**Work item:**
In how many lines of the data below does the word "value" appear? Reply with the number and nothing more.

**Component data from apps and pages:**
--

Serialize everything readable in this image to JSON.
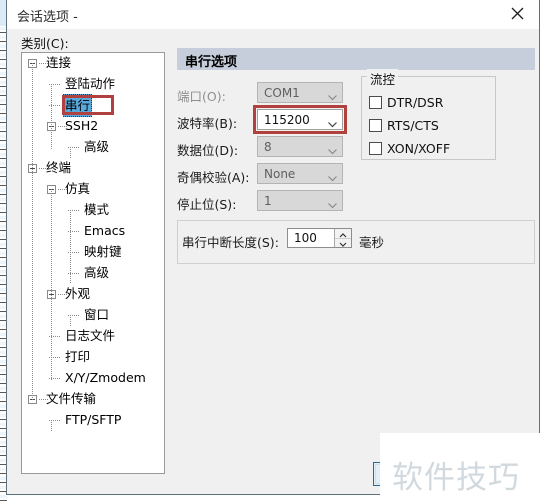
{
  "window": {
    "title": "会话选项 -",
    "close_icon": "close-icon"
  },
  "sidebar": {
    "label": "类别(C):",
    "items": [
      {
        "label": "连接",
        "level": 0,
        "expander": true,
        "selected": false
      },
      {
        "label": "登陆动作",
        "level": 1,
        "expander": false,
        "selected": false
      },
      {
        "label": "串行",
        "level": 1,
        "expander": false,
        "selected": true
      },
      {
        "label": "SSH2",
        "level": 1,
        "expander": true,
        "selected": false
      },
      {
        "label": "高级",
        "level": 2,
        "expander": false,
        "selected": false
      },
      {
        "label": "终端",
        "level": 0,
        "expander": true,
        "selected": false
      },
      {
        "label": "仿真",
        "level": 1,
        "expander": true,
        "selected": false
      },
      {
        "label": "模式",
        "level": 2,
        "expander": false,
        "selected": false
      },
      {
        "label": "Emacs",
        "level": 2,
        "expander": false,
        "selected": false
      },
      {
        "label": "映射键",
        "level": 2,
        "expander": false,
        "selected": false
      },
      {
        "label": "高级",
        "level": 2,
        "expander": false,
        "selected": false
      },
      {
        "label": "外观",
        "level": 1,
        "expander": true,
        "selected": false
      },
      {
        "label": "窗口",
        "level": 2,
        "expander": false,
        "selected": false
      },
      {
        "label": "日志文件",
        "level": 1,
        "expander": false,
        "selected": false
      },
      {
        "label": "打印",
        "level": 1,
        "expander": false,
        "selected": false
      },
      {
        "label": "X/Y/Zmodem",
        "level": 1,
        "expander": false,
        "selected": false
      },
      {
        "label": "文件传输",
        "level": 0,
        "expander": true,
        "selected": false
      },
      {
        "label": "FTP/SFTP",
        "level": 1,
        "expander": false,
        "selected": false
      }
    ]
  },
  "pane": {
    "header": "串行选项",
    "fields": {
      "port": {
        "label": "端口(O):",
        "value": "COM1",
        "disabled": true
      },
      "baud": {
        "label": "波特率(B):",
        "value": "115200",
        "disabled": false,
        "highlight_color": "#b0413e"
      },
      "databits": {
        "label": "数据位(D):",
        "value": "8",
        "disabled": true
      },
      "parity": {
        "label": "奇偶校验(A):",
        "value": "None",
        "disabled": true
      },
      "stopbits": {
        "label": "停止位(S):",
        "value": "1",
        "disabled": true
      }
    },
    "flow_control": {
      "legend": "流控",
      "checkboxes": [
        {
          "label": "DTR/DSR",
          "checked": false
        },
        {
          "label": "RTS/CTS",
          "checked": false
        },
        {
          "label": "XON/XOFF",
          "checked": false
        }
      ]
    },
    "break_length": {
      "label": "串行中断长度(S):",
      "value": "100",
      "unit": "毫秒"
    }
  },
  "footer": {
    "button_label": ""
  },
  "watermark": {
    "text": "软件技巧"
  }
}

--

**Exercise result:**
6